PHILADELPHIA -- At only $10,000 to $50,000, HUD homes are cheap. The federal government, which acquired them through foreclosure, is marketing these homes as great deals for first-time buyers. But are they?
Real estate experts emphatically say no.
"I don't recommend HUD homes for 99 percent of the buying public. A HUD home is really a disastrous property in most cases," says Jay Lamont, director of Temple University's Real Estate Institute.
Many HUD homes are vacant, boarded-up, require extensive repairs and are in rundown neighborhoods. The Department of Housing and Urban Development advertises them in real estate sections of Sunday newspapers and sells them to the highest bidder.

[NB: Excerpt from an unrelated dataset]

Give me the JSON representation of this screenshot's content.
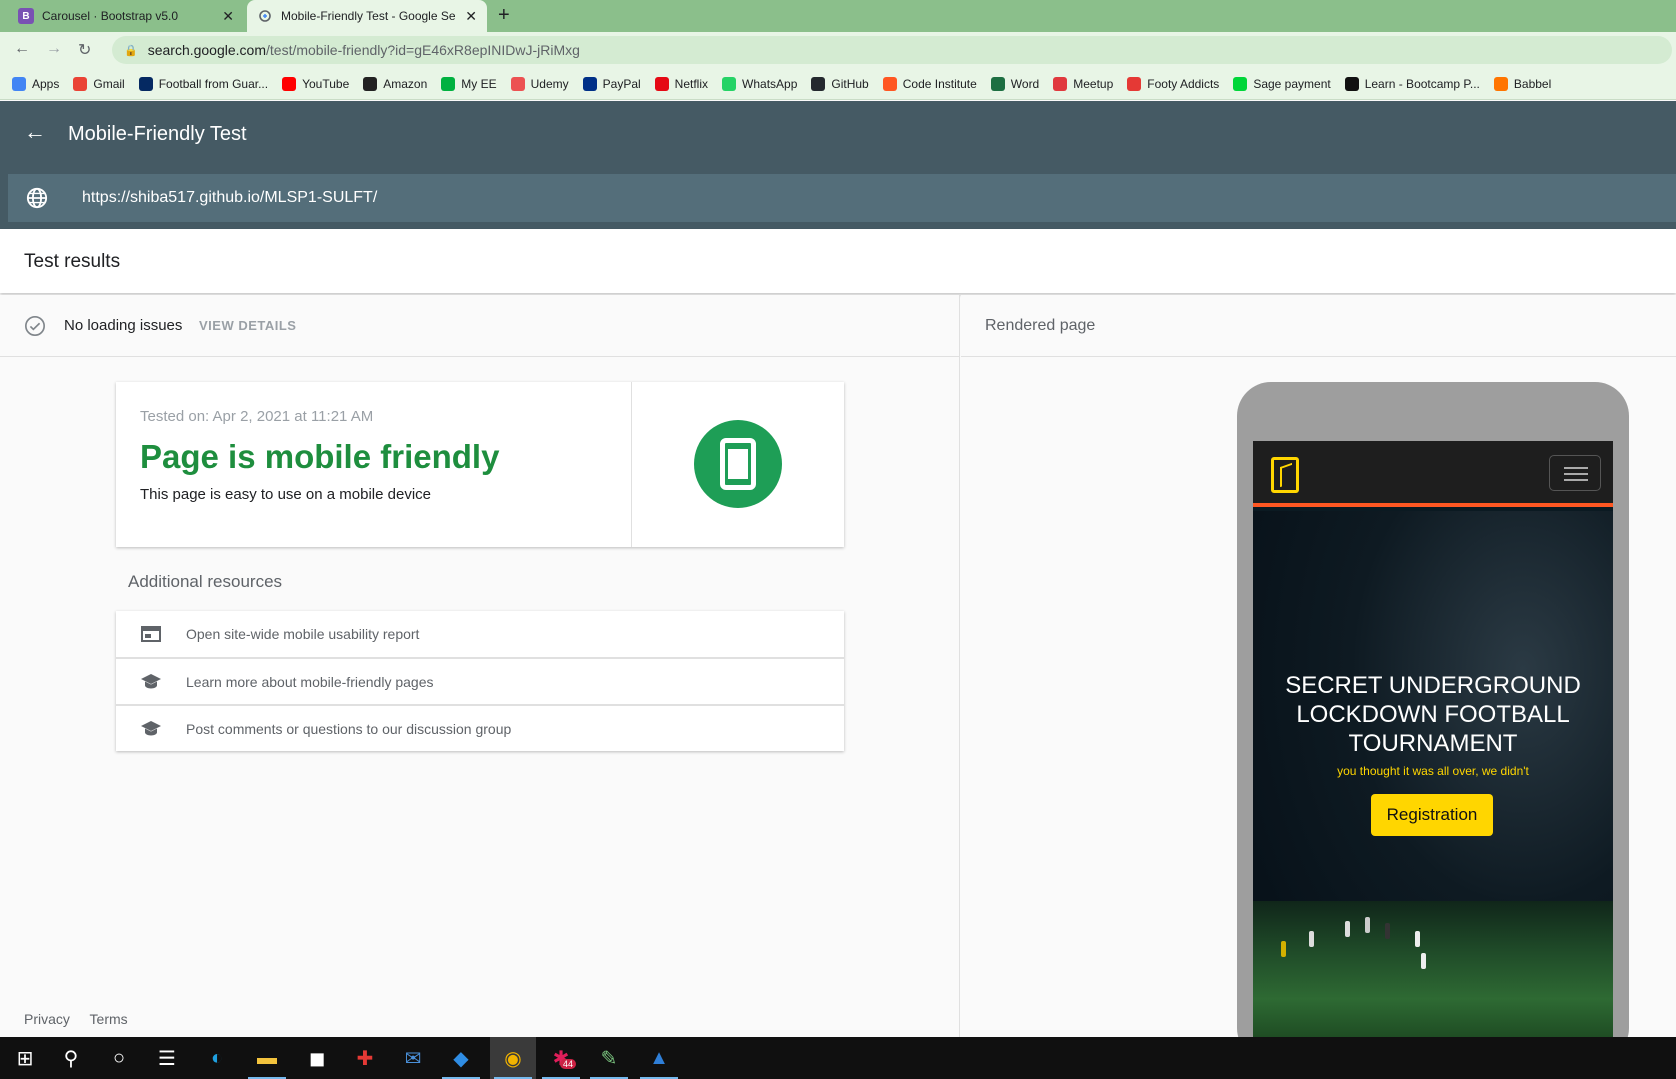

Mr. Lamont said HUD properties are for professional real estate speculators who can afford to pay cash and have work crews to renovate them.
HUD homes are too risky for the average buyer because they come without guarantees and many won't qualify for a mortgage -- due to poor condition and location -- he said.
Nonetheless, HUD has launched a national advertising campaign touting its properties to first-time homebuyers in expensive Northeast cities.
Despite sagging real estate prices, "many first-time buyers still cannot afford a home above $50,000 . . . HUD offers an affordable alternative to higher-priced homes," HUD says in an upbeat press release. The release notes that local HUD home prices range from $15,000 to $30,000.
HUD officials acknowledge the ads may paint too rosy a picture.
"I agree that many HUD homes in Philadelphia, especially in the lower price range, would not be suitable for first-time buyers," said Peter Spina, chief property officer at the HUD office in Philadelphia.
He said the glowing recommendation could be more appropriate in Denver or Dallas, where HUD homes tend to be newer and in better condition.
But Mr. Spina contends that the program still offers money-saving opportunities for certain buyers.
A home priced at $10,000 could be a good deal for a person who doesn't need a mortgage and can handle extensive repairs. He cautioned that low-priced homes "aren't for people with no resources." However, a home priced at $50,000 probably could get a mortgage and would be a "pretty good buy," Mr. Spina said.
Only 10 percent to 20 percent of HUD homes -- those costing $35,000 to $50,000 -- would qualify for a mortgage. But Mr. Spina insists that a new HUD mortgage program could make lower-priced homes attractive to first-time buyers. The program, known as 203(k), will allow qualified buyers to obtain FHA mortgages that will finance the home and renovation costs.